■ **Problem requirements**: Exactly as shown below, retype every line of the data.

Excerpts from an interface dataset
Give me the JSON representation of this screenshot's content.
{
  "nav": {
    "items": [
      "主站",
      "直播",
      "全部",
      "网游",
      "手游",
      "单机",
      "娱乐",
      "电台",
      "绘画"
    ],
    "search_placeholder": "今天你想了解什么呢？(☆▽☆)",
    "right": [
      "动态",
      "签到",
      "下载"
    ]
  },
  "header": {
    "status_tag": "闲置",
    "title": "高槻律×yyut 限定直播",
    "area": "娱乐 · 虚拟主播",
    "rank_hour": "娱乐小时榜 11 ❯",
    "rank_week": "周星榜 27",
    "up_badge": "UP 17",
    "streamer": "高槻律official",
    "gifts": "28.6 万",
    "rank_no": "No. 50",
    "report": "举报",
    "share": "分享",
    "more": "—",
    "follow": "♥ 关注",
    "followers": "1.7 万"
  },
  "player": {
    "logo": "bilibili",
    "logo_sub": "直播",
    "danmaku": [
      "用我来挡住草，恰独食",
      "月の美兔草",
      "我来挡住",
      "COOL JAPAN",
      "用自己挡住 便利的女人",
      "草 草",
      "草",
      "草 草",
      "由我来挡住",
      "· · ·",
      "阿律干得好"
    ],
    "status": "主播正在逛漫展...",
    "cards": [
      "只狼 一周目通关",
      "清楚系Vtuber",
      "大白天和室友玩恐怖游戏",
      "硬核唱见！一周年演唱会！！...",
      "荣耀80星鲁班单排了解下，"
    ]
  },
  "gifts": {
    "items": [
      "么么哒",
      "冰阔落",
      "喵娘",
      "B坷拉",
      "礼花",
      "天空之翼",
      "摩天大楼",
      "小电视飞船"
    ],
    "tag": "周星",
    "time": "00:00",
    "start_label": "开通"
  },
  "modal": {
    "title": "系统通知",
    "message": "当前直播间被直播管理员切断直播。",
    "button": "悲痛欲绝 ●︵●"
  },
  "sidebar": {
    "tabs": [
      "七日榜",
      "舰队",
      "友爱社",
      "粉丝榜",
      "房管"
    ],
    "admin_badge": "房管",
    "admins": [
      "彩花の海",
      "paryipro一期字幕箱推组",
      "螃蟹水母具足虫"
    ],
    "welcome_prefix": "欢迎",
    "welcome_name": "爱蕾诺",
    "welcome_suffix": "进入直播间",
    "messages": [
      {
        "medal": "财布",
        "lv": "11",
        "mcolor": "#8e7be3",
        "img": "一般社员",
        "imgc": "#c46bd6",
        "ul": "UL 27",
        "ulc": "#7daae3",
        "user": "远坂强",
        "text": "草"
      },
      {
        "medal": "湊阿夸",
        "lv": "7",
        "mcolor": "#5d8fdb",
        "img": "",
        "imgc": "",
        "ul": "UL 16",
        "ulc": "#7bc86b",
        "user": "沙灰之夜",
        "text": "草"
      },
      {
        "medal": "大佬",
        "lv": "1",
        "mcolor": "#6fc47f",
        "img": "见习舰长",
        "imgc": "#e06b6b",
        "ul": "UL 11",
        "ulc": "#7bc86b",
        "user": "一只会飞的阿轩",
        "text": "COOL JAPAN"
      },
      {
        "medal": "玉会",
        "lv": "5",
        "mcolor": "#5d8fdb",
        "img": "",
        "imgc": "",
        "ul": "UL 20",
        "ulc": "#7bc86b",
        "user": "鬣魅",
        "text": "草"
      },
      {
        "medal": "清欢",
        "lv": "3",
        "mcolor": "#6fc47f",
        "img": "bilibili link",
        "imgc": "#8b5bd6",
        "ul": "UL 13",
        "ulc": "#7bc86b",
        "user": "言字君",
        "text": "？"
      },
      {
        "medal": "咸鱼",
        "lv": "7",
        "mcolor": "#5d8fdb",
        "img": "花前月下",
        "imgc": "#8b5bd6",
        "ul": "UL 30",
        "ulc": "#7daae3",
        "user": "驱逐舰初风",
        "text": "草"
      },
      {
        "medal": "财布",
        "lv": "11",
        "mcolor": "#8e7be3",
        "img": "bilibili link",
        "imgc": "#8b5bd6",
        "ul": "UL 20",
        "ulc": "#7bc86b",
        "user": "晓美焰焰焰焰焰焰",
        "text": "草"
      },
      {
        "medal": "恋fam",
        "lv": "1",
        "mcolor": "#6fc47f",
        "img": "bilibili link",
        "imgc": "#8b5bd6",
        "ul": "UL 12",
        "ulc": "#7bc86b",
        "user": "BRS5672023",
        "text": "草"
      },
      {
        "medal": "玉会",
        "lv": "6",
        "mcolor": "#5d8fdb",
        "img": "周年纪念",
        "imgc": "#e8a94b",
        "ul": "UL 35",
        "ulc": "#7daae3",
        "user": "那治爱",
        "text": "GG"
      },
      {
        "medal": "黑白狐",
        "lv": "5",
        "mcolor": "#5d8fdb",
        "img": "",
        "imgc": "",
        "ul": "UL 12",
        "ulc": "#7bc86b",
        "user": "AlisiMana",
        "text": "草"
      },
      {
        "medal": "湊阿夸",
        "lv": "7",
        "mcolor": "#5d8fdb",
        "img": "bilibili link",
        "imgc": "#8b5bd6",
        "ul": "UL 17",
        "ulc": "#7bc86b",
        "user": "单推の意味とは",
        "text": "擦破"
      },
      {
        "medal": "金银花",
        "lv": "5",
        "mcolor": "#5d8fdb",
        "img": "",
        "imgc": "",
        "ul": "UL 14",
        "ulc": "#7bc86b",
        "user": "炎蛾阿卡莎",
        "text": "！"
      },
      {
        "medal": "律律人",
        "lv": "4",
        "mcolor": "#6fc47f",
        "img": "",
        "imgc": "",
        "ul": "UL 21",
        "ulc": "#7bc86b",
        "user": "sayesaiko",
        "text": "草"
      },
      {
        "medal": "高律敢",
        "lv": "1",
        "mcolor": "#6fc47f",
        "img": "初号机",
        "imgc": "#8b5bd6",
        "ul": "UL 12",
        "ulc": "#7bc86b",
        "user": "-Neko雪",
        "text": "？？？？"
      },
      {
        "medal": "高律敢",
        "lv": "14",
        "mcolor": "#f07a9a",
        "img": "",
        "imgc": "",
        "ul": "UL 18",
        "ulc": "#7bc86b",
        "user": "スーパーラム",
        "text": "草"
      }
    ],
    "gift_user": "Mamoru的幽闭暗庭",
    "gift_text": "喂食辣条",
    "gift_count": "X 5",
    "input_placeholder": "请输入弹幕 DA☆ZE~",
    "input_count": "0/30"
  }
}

■ **Solution to this problem**:
Give me the JSON representation of this screenshot's content.
{
  "nav": {
    "items": [
      "主站",
      "直播",
      "全部",
      "网游",
      "手游",
      "单机",
      "娱乐",
      "电台",
      "绘画"
    ],
    "search_placeholder": "今天你想了解什么呢？(☆▽☆)",
    "right": [
      "动态",
      "签到",
      "下载"
    ]
  },
  "header": {
    "status_tag": "闲置",
    "title": "高槻律×yyut 限定直播",
    "area": "娱乐 · 虚拟主播",
    "rank_hour": "娱乐小时榜 11 ❯",
    "rank_week": "周星榜 27",
    "up_badge": "UP 17",
    "streamer": "高槻律official",
    "gifts": "28.6 万",
    "rank_no": "No. 50",
    "report": "举报",
    "share": "分享",
    "more": "—",
    "follow": "♥ 关注",
    "followers": "1.7 万"
  },
  "player": {
    "logo": "bilibili",
    "logo_sub": "直播",
    "danmaku": [
      "用我来挡住草，恰独食",
      "月の美兔草",
      "我来挡住",
      "COOL JAPAN",
      "用自己挡住 便利的女人",
      "草 草",
      "草",
      "草 草",
      "由我来挡住",
      "· · ·",
      "阿律干得好"
    ],
    "status": "主播正在逛漫展...",
    "cards": [
      "只狼 一周目通关",
      "清楚系Vtuber",
      "大白天和室友玩恐怖游戏",
      "硬核唱见！一周年演唱会！！...",
      "荣耀80星鲁班单排了解下，"
    ]
  },
  "gifts": {
    "items": [
      "么么哒",
      "冰阔落",
      "喵娘",
      "B坷拉",
      "礼花",
      "天空之翼",
      "摩天大楼",
      "小电视飞船"
    ],
    "tag": "周星",
    "time": "00:00",
    "start_label": "开通"
  },
  "modal": {
    "title": "系统通知",
    "message": "当前直播间被直播管理员切断直播。",
    "button": "悲痛欲绝 ●︵●"
  },
  "sidebar": {
    "tabs": [
      "七日榜",
      "舰队",
      "友爱社",
      "粉丝榜",
      "房管"
    ],
    "admin_badge": "房管",
    "admins": [
      "彩花の海",
      "paryipro一期字幕箱推组",
      "螃蟹水母具足虫"
    ],
    "welcome_prefix": "欢迎",
    "welcome_name": "爱蕾诺",
    "welcome_suffix": "进入直播间",
    "messages": [
      {
        "medal": "财布",
        "lv": "11",
        "mcolor": "#8e7be3",
        "img": "一般社员",
        "imgc": "#c46bd6",
        "ul": "UL 27",
        "ulc": "#7daae3",
        "user": "远坂强",
        "text": "草"
      },
      {
        "medal": "湊阿夸",
        "lv": "7",
        "mcolor": "#5d8fdb",
        "img": "",
        "imgc": "",
        "ul": "UL 16",
        "ulc": "#7bc86b",
        "user": "沙灰之夜",
        "text": "草"
      },
      {
        "medal": "大佬",
        "lv": "1",
        "mcolor": "#6fc47f",
        "img": "见习舰长",
        "imgc": "#e06b6b",
        "ul": "UL 11",
        "ulc": "#7bc86b",
        "user": "一只会飞的阿轩",
        "text": "COOL JAPAN"
      },
      {
        "medal": "玉会",
        "lv": "5",
        "mcolor": "#5d8fdb",
        "img": "",
        "imgc": "",
        "ul": "UL 20",
        "ulc": "#7bc86b",
        "user": "鬣魅",
        "text": "草"
      },
      {
        "medal": "清欢",
        "lv": "3",
        "mcolor": "#6fc47f",
        "img": "bilibili link",
        "imgc": "#8b5bd6",
        "ul": "UL 13",
        "ulc": "#7bc86b",
        "user": "言字君",
        "text": "？"
      },
      {
        "medal": "咸鱼",
        "lv": "7",
        "mcolor": "#5d8fdb",
        "img": "花前月下",
        "imgc": "#8b5bd6",
        "ul": "UL 30",
        "ulc": "#7daae3",
        "user": "驱逐舰初风",
        "text": "草"
      },
      {
        "medal": "财布",
        "lv": "11",
        "mcolor": "#8e7be3",
        "img": "bilibili link",
        "imgc": "#8b5bd6",
        "ul": "UL 20",
        "ulc": "#7bc86b",
        "user": "晓美焰焰焰焰焰焰",
        "text": "草"
      },
      {
        "medal": "恋fam",
        "lv": "1",
        "mcolor": "#6fc47f",
        "img": "bilibili link",
        "imgc": "#8b5bd6",
        "ul": "UL 12",
        "ulc": "#7bc86b",
        "user": "BRS5672023",
        "text": "草"
      },
      {
        "medal": "玉会",
        "lv": "6",
        "mcolor": "#5d8fdb",
        "img": "周年纪念",
        "imgc": "#e8a94b",
        "ul": "UL 35",
        "ulc": "#7daae3",
        "user": "那治爱",
        "text": "GG"
      },
      {
        "medal": "黑白狐",
        "lv": "5",
        "mcolor": "#5d8fdb",
        "img": "",
        "imgc": "",
        "ul": "UL 12",
        "ulc": "#7bc86b",
        "user": "AlisiMana",
        "text": "草"
      },
      {
        "medal": "湊阿夸",
        "lv": "7",
        "mcolor": "#5d8fdb",
        "img": "bilibili link",
        "imgc": "#8b5bd6",
        "ul": "UL 17",
        "ulc": "#7bc86b",
        "user": "单推の意味とは",
        "text": "擦破"
      },
      {
        "medal": "金银花",
        "lv": "5",
        "mcolor": "#5d8fdb",
        "img": "",
        "imgc": "",
        "ul": "UL 14",
        "ulc": "#7bc86b",
        "user": "炎蛾阿卡莎",
        "text": "！"
      },
      {
        "medal": "律律人",
        "lv": "4",
        "mcolor": "#6fc47f",
        "img": "",
        "imgc": "",
        "ul": "UL 21",
        "ulc": "#7bc86b",
        "user": "sayesaiko",
        "text": "草"
      },
      {
        "medal": "高律敢",
        "lv": "1",
        "mcolor": "#6fc47f",
        "img": "初号机",
        "imgc": "#8b5bd6",
        "ul": "UL 12",
        "ulc": "#7bc86b",
        "user": "-Neko雪",
        "text": "？？？？"
      },
      {
        "medal": "高律敢",
        "lv": "14",
        "mcolor": "#f07a9a",
        "img": "",
        "imgc": "",
        "ul": "UL 18",
        "ulc": "#7bc86b",
        "user": "スーパーラム",
        "text": "草"
      }
    ],
    "gift_user": "Mamoru的幽闭暗庭",
    "gift_text": "喂食辣条",
    "gift_count": "X 5",
    "input_placeholder": "请输入弹幕 DA☆ZE~",
    "input_count": "0/30"
  }
}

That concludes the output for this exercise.